Material shown: Begin
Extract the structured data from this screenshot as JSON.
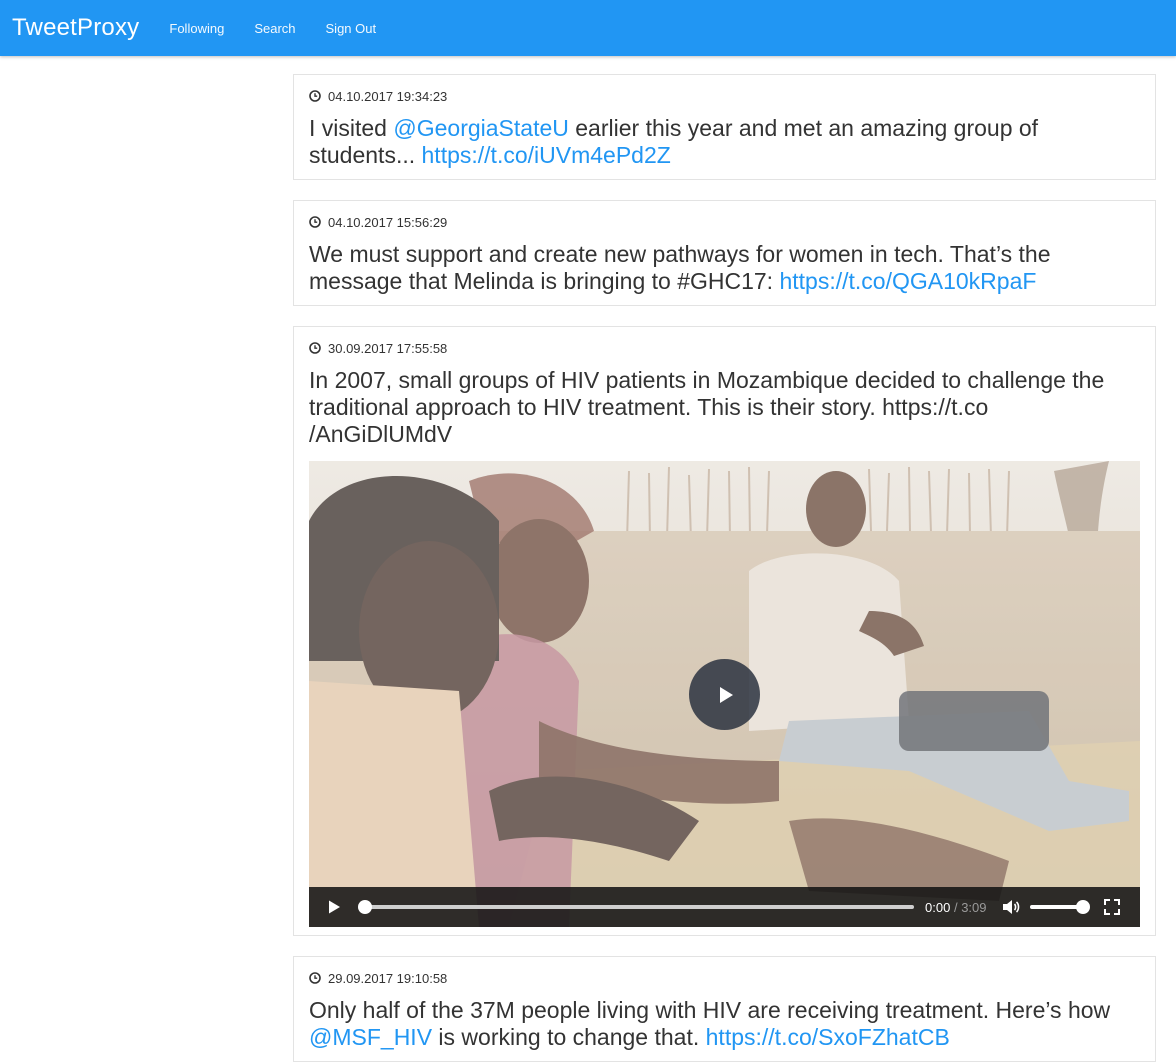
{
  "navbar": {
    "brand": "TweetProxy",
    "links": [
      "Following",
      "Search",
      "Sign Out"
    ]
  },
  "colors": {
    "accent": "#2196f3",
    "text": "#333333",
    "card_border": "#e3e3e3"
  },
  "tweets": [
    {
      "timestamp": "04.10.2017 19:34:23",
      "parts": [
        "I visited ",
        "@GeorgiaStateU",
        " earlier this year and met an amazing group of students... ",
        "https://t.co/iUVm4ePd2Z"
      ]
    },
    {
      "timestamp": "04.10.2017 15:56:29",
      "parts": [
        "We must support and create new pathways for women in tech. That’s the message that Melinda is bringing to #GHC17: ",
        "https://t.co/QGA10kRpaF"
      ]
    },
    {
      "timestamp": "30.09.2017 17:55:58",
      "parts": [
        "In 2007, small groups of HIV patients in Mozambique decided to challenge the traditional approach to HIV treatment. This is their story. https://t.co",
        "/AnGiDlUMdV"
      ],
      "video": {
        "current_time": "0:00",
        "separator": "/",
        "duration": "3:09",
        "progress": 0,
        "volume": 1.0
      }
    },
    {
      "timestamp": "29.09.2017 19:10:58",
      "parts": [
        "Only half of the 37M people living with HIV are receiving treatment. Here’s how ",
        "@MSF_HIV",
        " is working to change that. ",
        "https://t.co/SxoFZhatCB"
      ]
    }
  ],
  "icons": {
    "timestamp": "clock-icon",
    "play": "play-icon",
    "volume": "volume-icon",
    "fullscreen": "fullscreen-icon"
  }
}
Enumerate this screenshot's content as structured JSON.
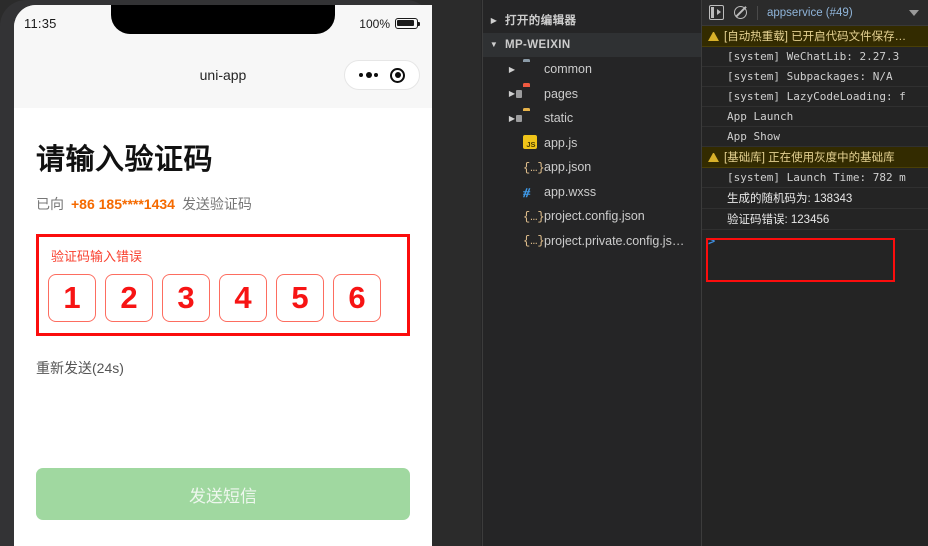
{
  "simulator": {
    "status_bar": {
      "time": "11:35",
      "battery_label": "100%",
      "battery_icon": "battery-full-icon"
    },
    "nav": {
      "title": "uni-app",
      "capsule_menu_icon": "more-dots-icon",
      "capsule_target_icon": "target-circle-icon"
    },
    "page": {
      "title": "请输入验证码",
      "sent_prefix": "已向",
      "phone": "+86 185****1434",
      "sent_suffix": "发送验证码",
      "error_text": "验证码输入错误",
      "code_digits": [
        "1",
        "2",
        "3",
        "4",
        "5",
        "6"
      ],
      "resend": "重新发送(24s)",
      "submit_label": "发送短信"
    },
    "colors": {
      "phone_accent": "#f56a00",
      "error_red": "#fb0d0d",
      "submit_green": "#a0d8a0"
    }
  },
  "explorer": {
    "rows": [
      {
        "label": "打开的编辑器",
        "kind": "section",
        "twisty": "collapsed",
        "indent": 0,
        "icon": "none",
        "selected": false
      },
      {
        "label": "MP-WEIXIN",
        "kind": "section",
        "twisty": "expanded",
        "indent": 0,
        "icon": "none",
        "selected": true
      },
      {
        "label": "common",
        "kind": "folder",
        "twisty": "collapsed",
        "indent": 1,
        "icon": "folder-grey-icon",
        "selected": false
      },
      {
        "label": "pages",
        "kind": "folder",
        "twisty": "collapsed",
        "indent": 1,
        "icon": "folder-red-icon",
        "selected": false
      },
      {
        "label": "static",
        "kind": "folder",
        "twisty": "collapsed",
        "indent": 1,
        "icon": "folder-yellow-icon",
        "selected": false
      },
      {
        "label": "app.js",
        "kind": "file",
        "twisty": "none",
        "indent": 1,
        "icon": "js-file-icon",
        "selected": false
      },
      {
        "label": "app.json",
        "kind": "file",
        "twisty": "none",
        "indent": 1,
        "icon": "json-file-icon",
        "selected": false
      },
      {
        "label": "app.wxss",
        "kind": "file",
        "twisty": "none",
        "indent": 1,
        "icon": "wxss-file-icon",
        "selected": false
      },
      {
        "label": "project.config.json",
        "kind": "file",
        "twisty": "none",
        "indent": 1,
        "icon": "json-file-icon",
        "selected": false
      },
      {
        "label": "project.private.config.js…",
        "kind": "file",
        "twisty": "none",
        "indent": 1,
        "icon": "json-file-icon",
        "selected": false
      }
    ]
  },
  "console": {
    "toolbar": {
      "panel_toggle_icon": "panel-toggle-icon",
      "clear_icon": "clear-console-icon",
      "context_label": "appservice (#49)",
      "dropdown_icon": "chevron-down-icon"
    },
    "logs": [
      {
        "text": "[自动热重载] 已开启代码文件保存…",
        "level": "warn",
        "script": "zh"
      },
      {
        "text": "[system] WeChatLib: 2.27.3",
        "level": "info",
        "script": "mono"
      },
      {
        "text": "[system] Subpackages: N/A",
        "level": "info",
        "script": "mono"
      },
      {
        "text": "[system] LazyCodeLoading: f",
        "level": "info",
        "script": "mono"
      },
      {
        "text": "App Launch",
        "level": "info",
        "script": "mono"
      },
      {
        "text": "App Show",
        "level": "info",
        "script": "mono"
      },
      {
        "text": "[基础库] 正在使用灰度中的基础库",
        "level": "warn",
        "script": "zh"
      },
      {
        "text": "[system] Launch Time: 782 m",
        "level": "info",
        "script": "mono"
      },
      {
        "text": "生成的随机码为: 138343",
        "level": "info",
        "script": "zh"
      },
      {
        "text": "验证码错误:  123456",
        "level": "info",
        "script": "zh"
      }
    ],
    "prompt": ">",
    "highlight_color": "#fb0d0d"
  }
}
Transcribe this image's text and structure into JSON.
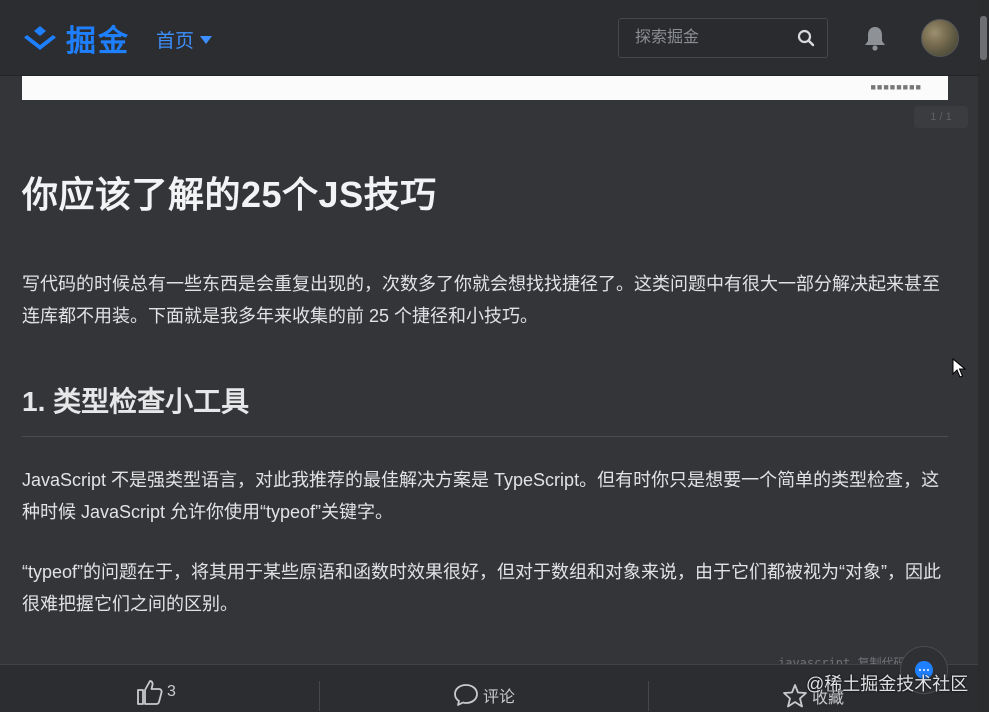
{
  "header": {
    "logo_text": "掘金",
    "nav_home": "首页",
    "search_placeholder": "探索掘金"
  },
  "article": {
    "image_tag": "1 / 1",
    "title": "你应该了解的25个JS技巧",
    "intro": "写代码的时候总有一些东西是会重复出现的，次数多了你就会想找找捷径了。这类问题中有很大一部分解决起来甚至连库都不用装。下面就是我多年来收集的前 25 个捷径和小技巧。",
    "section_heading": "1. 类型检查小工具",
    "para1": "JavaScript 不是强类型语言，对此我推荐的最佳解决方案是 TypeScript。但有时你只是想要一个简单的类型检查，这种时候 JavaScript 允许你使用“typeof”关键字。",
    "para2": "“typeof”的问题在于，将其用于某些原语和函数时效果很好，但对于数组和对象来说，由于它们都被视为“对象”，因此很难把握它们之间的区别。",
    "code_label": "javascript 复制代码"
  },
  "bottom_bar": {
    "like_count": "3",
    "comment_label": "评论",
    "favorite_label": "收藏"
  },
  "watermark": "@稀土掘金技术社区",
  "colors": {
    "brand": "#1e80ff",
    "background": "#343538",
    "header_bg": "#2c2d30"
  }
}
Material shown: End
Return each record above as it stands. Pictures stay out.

Extract the structured data from this screenshot as JSON.
{
  "navbar": {
    "brand": "TweetProxy",
    "links": [
      "Following",
      "Search",
      "Sign Out"
    ]
  },
  "colors": {
    "accent": "#2196f3",
    "text": "#333333",
    "card_border": "#e3e3e3"
  },
  "tweets": [
    {
      "timestamp": "04.10.2017 19:34:23",
      "parts": [
        "I visited ",
        "@GeorgiaStateU",
        " earlier this year and met an amazing group of students... ",
        "https://t.co/iUVm4ePd2Z"
      ]
    },
    {
      "timestamp": "04.10.2017 15:56:29",
      "parts": [
        "We must support and create new pathways for women in tech. That’s the message that Melinda is bringing to #GHC17: ",
        "https://t.co/QGA10kRpaF"
      ]
    },
    {
      "timestamp": "30.09.2017 17:55:58",
      "parts": [
        "In 2007, small groups of HIV patients in Mozambique decided to challenge the traditional approach to HIV treatment. This is their story. https://t.co",
        "/AnGiDlUMdV"
      ],
      "video": {
        "current_time": "0:00",
        "separator": "/",
        "duration": "3:09",
        "progress": 0,
        "volume": 1.0
      }
    },
    {
      "timestamp": "29.09.2017 19:10:58",
      "parts": [
        "Only half of the 37M people living with HIV are receiving treatment. Here’s how ",
        "@MSF_HIV",
        " is working to change that. ",
        "https://t.co/SxoFZhatCB"
      ]
    }
  ],
  "icons": {
    "timestamp": "clock-icon",
    "play": "play-icon",
    "volume": "volume-icon",
    "fullscreen": "fullscreen-icon"
  }
}
Enumerate this screenshot's content as structured JSON.
{
  "simulator": {
    "status_bar": {
      "time": "11:35",
      "battery_label": "100%",
      "battery_icon": "battery-full-icon"
    },
    "nav": {
      "title": "uni-app",
      "capsule_menu_icon": "more-dots-icon",
      "capsule_target_icon": "target-circle-icon"
    },
    "page": {
      "title": "请输入验证码",
      "sent_prefix": "已向",
      "phone": "+86 185****1434",
      "sent_suffix": "发送验证码",
      "error_text": "验证码输入错误",
      "code_digits": [
        "1",
        "2",
        "3",
        "4",
        "5",
        "6"
      ],
      "resend": "重新发送(24s)",
      "submit_label": "发送短信"
    },
    "colors": {
      "phone_accent": "#f56a00",
      "error_red": "#fb0d0d",
      "submit_green": "#a0d8a0"
    }
  },
  "explorer": {
    "rows": [
      {
        "label": "打开的编辑器",
        "kind": "section",
        "twisty": "collapsed",
        "indent": 0,
        "icon": "none",
        "selected": false
      },
      {
        "label": "MP-WEIXIN",
        "kind": "section",
        "twisty": "expanded",
        "indent": 0,
        "icon": "none",
        "selected": true
      },
      {
        "label": "common",
        "kind": "folder",
        "twisty": "collapsed",
        "indent": 1,
        "icon": "folder-grey-icon",
        "selected": false
      },
      {
        "label": "pages",
        "kind": "folder",
        "twisty": "collapsed",
        "indent": 1,
        "icon": "folder-red-icon",
        "selected": false
      },
      {
        "label": "static",
        "kind": "folder",
        "twisty": "collapsed",
        "indent": 1,
        "icon": "folder-yellow-icon",
        "selected": false
      },
      {
        "label": "app.js",
        "kind": "file",
        "twisty": "none",
        "indent": 1,
        "icon": "js-file-icon",
        "selected": false
      },
      {
        "label": "app.json",
        "kind": "file",
        "twisty": "none",
        "indent": 1,
        "icon": "json-file-icon",
        "selected": false
      },
      {
        "label": "app.wxss",
        "kind": "file",
        "twisty": "none",
        "indent": 1,
        "icon": "wxss-file-icon",
        "selected": false
      },
      {
        "label": "project.config.json",
        "kind": "file",
        "twisty": "none",
        "indent": 1,
        "icon": "json-file-icon",
        "selected": false
      },
      {
        "label": "project.private.config.js…",
        "kind": "file",
        "twisty": "none",
        "indent": 1,
        "icon": "json-file-icon",
        "selected": false
      }
    ]
  },
  "console": {
    "toolbar": {
      "panel_toggle_icon": "panel-toggle-icon",
      "clear_icon": "clear-console-icon",
      "context_label": "appservice (#49)",
      "dropdown_icon": "chevron-down-icon"
    },
    "logs": [
      {
        "text": "[自动热重载] 已开启代码文件保存…",
        "level": "warn",
        "script": "zh"
      },
      {
        "text": "[system] WeChatLib: 2.27.3",
        "level": "info",
        "script": "mono"
      },
      {
        "text": "[system] Subpackages: N/A",
        "level": "info",
        "script": "mono"
      },
      {
        "text": "[system] LazyCodeLoading: f",
        "level": "info",
        "script": "mono"
      },
      {
        "text": "App Launch",
        "level": "info",
        "script": "mono"
      },
      {
        "text": "App Show",
        "level": "info",
        "script": "mono"
      },
      {
        "text": "[基础库] 正在使用灰度中的基础库",
        "level": "warn",
        "script": "zh"
      },
      {
        "text": "[system] Launch Time: 782 m",
        "level": "info",
        "script": "mono"
      },
      {
        "text": "生成的随机码为: 138343",
        "level": "info",
        "script": "zh"
      },
      {
        "text": "验证码错误:  123456",
        "level": "info",
        "script": "zh"
      }
    ],
    "prompt": ">",
    "highlight_color": "#fb0d0d"
  }
}
Transcribe this image's text and structure into JSON.
{
  "header": {
    "logo_text": "掘金",
    "nav_home": "首页",
    "search_placeholder": "探索掘金"
  },
  "article": {
    "image_tag": "1 / 1",
    "title": "你应该了解的25个JS技巧",
    "intro": "写代码的时候总有一些东西是会重复出现的，次数多了你就会想找找捷径了。这类问题中有很大一部分解决起来甚至连库都不用装。下面就是我多年来收集的前 25 个捷径和小技巧。",
    "section_heading": "1. 类型检查小工具",
    "para1": "JavaScript 不是强类型语言，对此我推荐的最佳解决方案是 TypeScript。但有时你只是想要一个简单的类型检查，这种时候 JavaScript 允许你使用“typeof”关键字。",
    "para2": "“typeof”的问题在于，将其用于某些原语和函数时效果很好，但对于数组和对象来说，由于它们都被视为“对象”，因此很难把握它们之间的区别。",
    "code_label": "javascript 复制代码"
  },
  "bottom_bar": {
    "like_count": "3",
    "comment_label": "评论",
    "favorite_label": "收藏"
  },
  "watermark": "@稀土掘金技术社区",
  "colors": {
    "brand": "#1e80ff",
    "background": "#343538",
    "header_bg": "#2c2d30"
  }
}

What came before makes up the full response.